Support First Things by turning your adblocker off or by making a  donation. Thanks!

Andrew Klavan, a contributing editor at City Journal , examines the differences between culture and reality in America :

Culture in America is an enchanted place where the conservative facts of life are magically transformed into liberal fantasies. In movies, TV shows, novels, even comedy routines, our intellectuals, entertainers, and other fools are busily reshaping reality into works of art through their piercing insights into what will get them good reviews and awards, and through their rich and varied experience of the café in the Chateau Marmont in Los Angeles.

To illustrate, I’ll give you some examples. See if you can spot the difference between reality and American culture. In reality, President John F. Kennedy was a fierce Cold Warrior who twice tripled America’s military presence in the Vietnam War to try to stop the spread of Communism and risked nuclear disaster by standing up to the Soviet Union in Cuba. He was assassinated by Lee Harvey Oswald, an America-hating leftist who had once defected to the USSR.

Now, the culture: in Oliver Stone’s film JFK—nominated for Best Picture Oscar in 1991—Kennedy is a peaceful lefty contemplating a withdrawal from Vietnam. He’s assassinated by a vast right-wing cabal that includes every single person in America except for Oliver Stone. Reality, culture. Can you spot the difference?

Here’s another: in reality, Terri Schiavo was a severely brain-damaged woman who was judicially starved to death in 2005 at the request of her husband, while evangelical Christian right-to-life groups unsuccessfully petitioned to keep her alive. In the culture, a 2005 episode of Law and Order entitled “Age of Innocence” depicted a severely brain-damaged woman whose husband tried to euthanize her—until he was murdered at the instigation of an evangelical Christian right-to-lifer. In reality, evangelical Christians try to keep people alive. In the culture, they murder people.

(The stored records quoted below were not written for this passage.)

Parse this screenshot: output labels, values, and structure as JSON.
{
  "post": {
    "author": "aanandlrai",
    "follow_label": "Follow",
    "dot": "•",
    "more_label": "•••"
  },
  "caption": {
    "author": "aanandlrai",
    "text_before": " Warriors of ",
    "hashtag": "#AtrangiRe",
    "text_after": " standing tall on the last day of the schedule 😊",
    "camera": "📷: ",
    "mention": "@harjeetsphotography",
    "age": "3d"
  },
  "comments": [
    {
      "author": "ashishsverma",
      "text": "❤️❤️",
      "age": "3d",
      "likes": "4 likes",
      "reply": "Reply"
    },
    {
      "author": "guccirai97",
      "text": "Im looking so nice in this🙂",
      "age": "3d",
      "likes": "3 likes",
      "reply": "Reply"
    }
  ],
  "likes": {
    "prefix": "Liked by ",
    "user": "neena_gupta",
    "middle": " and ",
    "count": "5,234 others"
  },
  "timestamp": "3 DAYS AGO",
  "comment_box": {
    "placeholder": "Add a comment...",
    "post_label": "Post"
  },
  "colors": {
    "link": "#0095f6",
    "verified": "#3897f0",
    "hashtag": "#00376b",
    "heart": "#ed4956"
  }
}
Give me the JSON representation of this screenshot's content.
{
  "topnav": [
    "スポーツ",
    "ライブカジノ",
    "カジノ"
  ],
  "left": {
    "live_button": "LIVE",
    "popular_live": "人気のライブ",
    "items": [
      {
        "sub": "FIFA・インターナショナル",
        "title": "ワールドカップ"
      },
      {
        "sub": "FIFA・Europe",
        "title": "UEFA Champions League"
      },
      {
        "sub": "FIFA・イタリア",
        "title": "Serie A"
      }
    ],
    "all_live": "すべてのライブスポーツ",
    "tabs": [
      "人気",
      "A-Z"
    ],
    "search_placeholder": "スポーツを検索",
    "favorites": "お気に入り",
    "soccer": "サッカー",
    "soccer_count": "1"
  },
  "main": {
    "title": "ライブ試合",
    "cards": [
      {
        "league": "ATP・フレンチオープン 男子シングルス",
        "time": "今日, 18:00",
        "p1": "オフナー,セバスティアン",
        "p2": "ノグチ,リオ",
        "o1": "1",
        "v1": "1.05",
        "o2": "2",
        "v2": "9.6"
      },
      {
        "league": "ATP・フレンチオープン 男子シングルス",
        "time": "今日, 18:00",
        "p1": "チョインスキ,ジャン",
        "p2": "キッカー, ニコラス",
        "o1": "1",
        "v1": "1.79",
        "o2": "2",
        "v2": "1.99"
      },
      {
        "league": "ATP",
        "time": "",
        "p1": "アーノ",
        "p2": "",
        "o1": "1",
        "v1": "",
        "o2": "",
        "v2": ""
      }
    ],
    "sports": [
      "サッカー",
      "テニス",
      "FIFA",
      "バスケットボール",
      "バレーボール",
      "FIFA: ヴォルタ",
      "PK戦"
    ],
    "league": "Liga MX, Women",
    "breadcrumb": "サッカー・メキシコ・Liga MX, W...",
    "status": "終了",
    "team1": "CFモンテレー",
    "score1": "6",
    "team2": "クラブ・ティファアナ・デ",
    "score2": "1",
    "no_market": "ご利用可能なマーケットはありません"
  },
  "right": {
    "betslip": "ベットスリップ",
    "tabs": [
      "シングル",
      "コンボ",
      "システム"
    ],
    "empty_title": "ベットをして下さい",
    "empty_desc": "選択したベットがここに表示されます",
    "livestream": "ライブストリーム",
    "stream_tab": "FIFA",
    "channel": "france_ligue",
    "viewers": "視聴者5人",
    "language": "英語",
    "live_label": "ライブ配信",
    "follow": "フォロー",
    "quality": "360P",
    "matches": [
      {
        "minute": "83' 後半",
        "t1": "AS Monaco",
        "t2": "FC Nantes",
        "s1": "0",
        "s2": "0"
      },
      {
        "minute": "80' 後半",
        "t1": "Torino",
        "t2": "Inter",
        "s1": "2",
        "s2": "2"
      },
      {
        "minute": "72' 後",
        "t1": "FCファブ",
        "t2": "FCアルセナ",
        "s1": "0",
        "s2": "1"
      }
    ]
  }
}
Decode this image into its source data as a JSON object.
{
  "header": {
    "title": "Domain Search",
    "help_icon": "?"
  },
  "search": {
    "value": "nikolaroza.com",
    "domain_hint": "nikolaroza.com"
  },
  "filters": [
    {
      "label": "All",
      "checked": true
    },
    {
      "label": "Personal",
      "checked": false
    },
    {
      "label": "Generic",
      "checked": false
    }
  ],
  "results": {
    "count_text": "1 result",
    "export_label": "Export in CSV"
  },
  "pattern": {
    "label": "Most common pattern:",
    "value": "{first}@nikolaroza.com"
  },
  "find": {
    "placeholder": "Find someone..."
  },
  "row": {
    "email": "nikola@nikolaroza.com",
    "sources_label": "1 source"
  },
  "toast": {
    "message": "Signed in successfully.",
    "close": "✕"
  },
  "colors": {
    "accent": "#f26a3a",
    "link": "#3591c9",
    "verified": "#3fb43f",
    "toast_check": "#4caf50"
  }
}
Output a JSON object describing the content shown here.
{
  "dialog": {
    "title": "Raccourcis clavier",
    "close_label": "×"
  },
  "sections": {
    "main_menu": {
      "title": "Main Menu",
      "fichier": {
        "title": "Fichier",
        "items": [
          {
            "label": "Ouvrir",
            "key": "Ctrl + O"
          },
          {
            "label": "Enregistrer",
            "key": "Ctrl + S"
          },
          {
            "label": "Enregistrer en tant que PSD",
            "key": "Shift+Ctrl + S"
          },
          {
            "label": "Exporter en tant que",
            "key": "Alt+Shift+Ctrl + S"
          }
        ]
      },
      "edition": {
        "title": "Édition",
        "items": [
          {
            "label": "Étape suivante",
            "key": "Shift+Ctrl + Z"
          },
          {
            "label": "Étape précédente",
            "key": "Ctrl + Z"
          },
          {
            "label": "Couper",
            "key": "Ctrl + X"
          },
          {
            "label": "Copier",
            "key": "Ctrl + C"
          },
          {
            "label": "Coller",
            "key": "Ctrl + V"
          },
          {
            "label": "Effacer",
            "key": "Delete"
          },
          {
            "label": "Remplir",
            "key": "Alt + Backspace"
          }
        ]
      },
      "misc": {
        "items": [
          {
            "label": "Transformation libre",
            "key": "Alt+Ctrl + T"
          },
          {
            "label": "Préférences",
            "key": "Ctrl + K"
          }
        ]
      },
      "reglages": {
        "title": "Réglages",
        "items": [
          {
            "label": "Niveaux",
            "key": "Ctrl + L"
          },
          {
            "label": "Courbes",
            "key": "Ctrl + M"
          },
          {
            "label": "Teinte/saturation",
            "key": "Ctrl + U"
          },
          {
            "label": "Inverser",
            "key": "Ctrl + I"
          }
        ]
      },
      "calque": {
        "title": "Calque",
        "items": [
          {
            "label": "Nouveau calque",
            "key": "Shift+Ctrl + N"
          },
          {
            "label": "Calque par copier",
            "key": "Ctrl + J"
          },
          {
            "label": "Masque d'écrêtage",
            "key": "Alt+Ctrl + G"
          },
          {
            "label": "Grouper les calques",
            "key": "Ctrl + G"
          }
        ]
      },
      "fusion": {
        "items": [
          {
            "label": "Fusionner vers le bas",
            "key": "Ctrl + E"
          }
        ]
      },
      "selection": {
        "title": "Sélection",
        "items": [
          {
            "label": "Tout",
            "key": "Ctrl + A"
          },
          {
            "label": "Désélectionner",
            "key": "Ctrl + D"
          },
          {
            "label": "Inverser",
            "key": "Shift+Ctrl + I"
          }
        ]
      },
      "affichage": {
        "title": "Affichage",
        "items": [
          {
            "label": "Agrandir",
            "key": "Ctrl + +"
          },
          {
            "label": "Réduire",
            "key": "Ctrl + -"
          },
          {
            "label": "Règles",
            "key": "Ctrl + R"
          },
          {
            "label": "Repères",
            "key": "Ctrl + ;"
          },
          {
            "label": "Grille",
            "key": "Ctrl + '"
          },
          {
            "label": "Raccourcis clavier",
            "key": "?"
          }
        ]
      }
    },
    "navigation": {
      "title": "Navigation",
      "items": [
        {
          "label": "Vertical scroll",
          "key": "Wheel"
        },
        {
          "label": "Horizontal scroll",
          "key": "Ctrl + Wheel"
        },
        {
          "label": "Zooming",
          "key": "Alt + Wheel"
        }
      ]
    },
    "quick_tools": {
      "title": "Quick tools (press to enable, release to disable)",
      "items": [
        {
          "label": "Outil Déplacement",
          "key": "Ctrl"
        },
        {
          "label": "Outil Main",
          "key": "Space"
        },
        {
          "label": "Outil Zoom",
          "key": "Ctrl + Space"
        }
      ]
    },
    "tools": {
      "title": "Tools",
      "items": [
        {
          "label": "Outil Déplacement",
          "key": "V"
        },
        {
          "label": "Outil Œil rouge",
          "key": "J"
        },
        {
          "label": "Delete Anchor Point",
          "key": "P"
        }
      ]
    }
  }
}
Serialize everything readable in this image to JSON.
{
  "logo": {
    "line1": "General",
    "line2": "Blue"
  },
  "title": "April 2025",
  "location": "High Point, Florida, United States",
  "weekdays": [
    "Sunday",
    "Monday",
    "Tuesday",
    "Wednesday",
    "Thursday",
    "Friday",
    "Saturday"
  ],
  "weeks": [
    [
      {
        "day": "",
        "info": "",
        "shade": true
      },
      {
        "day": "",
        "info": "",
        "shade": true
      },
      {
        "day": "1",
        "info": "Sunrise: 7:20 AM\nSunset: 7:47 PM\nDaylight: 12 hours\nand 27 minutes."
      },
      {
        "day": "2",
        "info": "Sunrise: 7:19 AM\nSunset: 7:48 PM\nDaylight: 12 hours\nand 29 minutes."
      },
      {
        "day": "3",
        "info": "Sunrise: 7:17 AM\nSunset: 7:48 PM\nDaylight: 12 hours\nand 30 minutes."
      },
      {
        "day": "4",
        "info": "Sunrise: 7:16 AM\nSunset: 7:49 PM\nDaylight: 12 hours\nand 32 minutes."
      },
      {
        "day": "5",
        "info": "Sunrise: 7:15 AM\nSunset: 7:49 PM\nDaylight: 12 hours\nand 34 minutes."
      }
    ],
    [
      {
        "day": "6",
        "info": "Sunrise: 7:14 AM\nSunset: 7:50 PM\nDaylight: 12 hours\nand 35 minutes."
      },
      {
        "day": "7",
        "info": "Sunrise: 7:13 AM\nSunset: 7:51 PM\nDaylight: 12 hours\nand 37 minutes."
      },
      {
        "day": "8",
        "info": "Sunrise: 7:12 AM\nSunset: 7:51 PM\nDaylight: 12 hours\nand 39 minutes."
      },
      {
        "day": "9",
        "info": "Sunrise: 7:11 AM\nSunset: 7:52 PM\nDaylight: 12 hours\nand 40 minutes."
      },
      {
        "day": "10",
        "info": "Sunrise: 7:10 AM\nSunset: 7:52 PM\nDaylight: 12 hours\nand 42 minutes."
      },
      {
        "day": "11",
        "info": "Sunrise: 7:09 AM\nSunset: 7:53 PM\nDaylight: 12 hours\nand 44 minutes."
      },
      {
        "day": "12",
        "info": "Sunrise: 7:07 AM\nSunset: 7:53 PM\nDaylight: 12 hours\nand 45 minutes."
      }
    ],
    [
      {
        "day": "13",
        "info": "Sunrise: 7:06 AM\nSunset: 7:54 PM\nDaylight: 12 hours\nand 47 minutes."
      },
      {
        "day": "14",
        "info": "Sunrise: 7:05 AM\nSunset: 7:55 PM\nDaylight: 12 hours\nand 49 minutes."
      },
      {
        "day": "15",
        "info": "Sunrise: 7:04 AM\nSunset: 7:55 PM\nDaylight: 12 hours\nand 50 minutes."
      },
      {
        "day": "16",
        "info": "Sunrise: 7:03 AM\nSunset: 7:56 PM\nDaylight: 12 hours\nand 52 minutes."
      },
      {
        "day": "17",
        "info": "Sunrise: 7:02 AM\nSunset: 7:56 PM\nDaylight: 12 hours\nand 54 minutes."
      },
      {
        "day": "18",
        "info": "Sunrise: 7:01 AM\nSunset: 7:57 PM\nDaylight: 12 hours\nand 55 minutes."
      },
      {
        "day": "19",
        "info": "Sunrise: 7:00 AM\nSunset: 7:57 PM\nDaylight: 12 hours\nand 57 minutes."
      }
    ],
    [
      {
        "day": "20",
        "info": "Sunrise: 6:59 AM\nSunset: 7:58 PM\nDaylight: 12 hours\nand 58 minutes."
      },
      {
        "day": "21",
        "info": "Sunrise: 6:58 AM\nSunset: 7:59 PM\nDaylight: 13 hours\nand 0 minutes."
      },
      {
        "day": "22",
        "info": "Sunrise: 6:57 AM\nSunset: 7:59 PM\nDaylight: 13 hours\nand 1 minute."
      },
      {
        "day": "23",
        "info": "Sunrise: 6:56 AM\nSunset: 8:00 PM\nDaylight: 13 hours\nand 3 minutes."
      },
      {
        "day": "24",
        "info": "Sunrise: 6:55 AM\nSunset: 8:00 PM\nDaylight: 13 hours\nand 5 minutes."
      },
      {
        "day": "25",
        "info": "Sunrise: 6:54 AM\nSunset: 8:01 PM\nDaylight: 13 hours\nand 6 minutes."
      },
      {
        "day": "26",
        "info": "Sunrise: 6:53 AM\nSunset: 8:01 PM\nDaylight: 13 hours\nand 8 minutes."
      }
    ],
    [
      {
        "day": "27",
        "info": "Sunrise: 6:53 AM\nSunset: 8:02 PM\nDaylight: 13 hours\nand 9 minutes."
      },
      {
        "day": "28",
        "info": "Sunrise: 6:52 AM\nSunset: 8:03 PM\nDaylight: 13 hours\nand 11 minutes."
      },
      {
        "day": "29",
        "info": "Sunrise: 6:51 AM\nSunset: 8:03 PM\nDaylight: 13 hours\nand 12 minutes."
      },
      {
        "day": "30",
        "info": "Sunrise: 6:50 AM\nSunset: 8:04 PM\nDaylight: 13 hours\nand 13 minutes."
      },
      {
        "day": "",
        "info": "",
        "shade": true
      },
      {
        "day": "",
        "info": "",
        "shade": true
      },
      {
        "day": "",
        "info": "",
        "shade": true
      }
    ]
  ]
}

That’s a subtle one, I know—but can you spot the difference?

Read more . . .

Comments are visible to subscribers only. Log in or subscribe to join the conversation.



Filter First Thoughts Posts

Related Articles